The city that never sleeps, thanks to a boom in late-night construction News

| 06 Apr 2015 | 03:42

Every New Yorker knows the sound: the metal-on-metal clang, the hollow boom, the piercing beeps of a truck moving in reverse. A glance at the alarm clock and you can hardly believe it: it’s the middle of the night, and yet construction carries on full-tilt.

You can call 311 or your local police precinct, but chances are the work is being done legally -- thanks to a boom in the number of after-hours construction permits throughout the city.

Over the past three years, the number of after-hours work permits granted by the city’s Dept. of Buildings has jumped 30 percent, according to DOB data provided in response to a Freedom of Information Act request. The city classifies any construction work between 6 p.m. and 7 a.m., or on the weekend, as after-hours.

The surge in permits has generated millions of dollars in fees for the city agency, and left some residents convinced that the application process is a mere formality for developers looking to complete their projects quickly.

“They pick out their own hours,” said Mildred Angelo, who lives on the 19th floor in one of the Ruppert Houses on 92nd Street between Second and Third avenues. She said there’s an ongoing all-hours construction project nearby where workers constantly make noise transferring cement from trucks. “They do whatever they want. They can come and go as they please. They have no respect.”

The increased issuance of these variances has led to a corresponding increase in revenue for the DOB. In 2014, the department made $16,628,530 off the issuance of after-hours work variances, a 33 percent increase from 2012. A DOB spokesperson denied the variance increase is tied to any budget initiatives, and said money earned from permit issuance is put into the city’s general fund. The DOB’s annual budget in 2014 was $107 million, an 11 percent increase from 2012.

According to DOB’s website, variances cost anywhere from $100 for a one- to three-day permit to $500 for 13-14 days of work. Applicants can extend a variance based on their needs.

“When an applicant files for an after-hour variance, they are making the justification based upon the specific type of work they are doing,” said a DOB spokesperson. “This means, they must provide a public safety or need, or similar type of justification for the variance.”

According to the spokesperson, reasons for DOB granting an after-hours work variance include work done at schools outside of regular hours to insure student safety, high-risk work done adjacent to public spaces, work that could adversely affect traffic if done during normal waking hours, and projects where expediency benefits a public good.

None of those justifications are likely to matter to Jane Bonia, who says that noise from the all-night project near her home on East 51st Street and 2nd Avenue kept her up all night long. “It started around 8 p.m. and went until 6 a.m,” said Bonia. “They would bang on metal all night long, and there was no way I was able to get any sleep.”

Bonia recently returned home after an extended stay in the hospital, and hasn’t heard any overnight construction for the past week or so, but she said that it made her “damn mad” when the noise was keeping her up.

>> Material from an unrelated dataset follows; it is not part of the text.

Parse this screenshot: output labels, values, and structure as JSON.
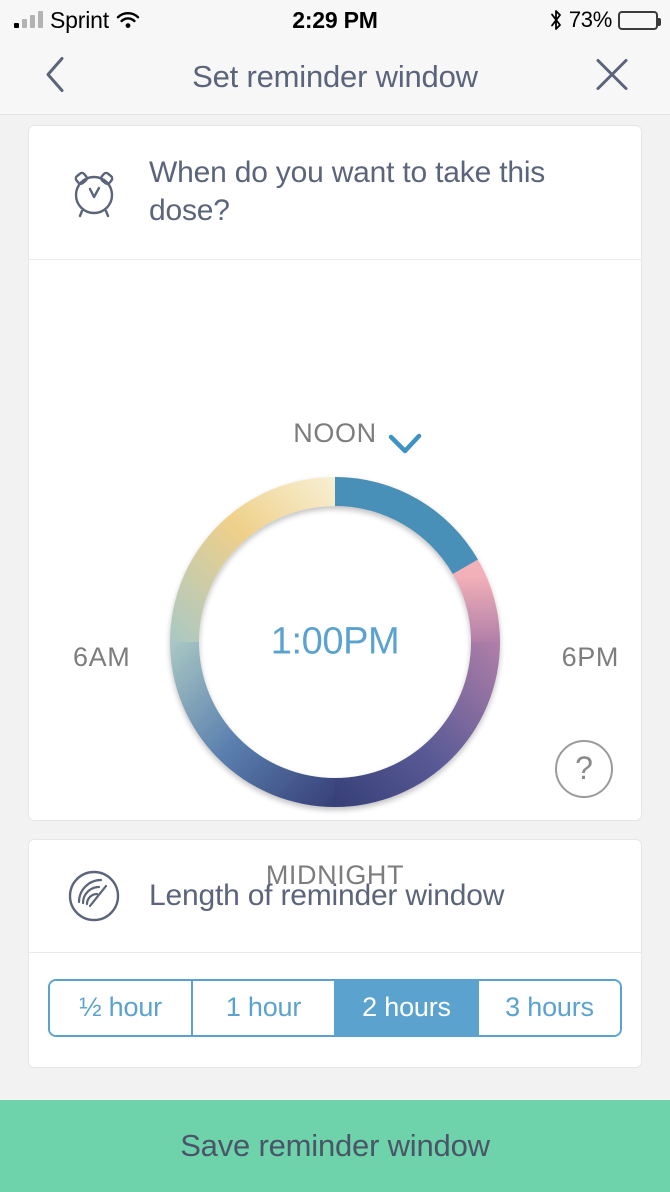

“I don’t they should be building overnight,” said Bonia. “I think these buildings should have a certain schedule and stick to it and get the job done during people’s waking hours, and not work past 8 or 9 p.m.”

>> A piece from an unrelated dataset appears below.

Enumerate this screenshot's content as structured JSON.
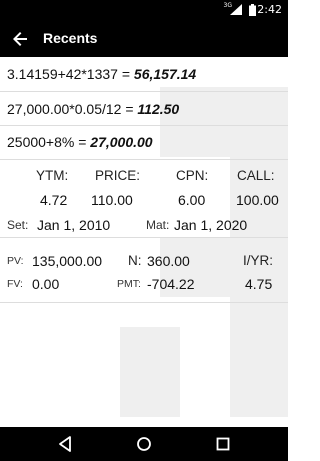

On the Upper East Side, the DOB increased its approval of after-hours work applications 35 percent between 2012 and 2014, with the most significant increase found in residential construction.

According to the New York Building Congress, a trade group, the DOB authorized construction of 20,329 residential units in 1,513 buildings in 2014, an 11 percent increase (in units) from 2013. In the same period, the number of after-hours work variances went up 15 percent for all types of construction, including commercial and public construction.

The uptick in after-hours construction has not escaped the notice of local elected officials. Last year, Upper East Side Councilmember Dan Garodnick introduced a bill with Councilmember Rosie Mendez designed to cut down on the number of permits that are granted. The bill would also make more transparent the city’s reasoning when a 24-hour work permit is granted and would notify residents sooner when after-hours work is slated to begin.

On the Upper West Side, the DOB has increased the issuance of its variances by 31 percent from 2012 to 2014, according to data obtained under the Freedom of Informationn Act. The increase in residential construction is also apparent in the neighborhood, with 637 after-hours work variances being granted in 2012 compared to 1,107 in 2014, according to DOB data.

In Lower Manhattan the trend is even more pronounced. In TriBeCa and the Financial District, the DOB granted 4,144 after-hours work variances, a 38 percent increase from 2012. In Chinatown, the East Village and the Lower East Side, DOB granted 1,207 variances, a 26 percent increase from 2012. In Greenwich Village, the West Village, SoHo and NoHo, the DOB granted 2,655 variances, also a 36 percent increase from 2012.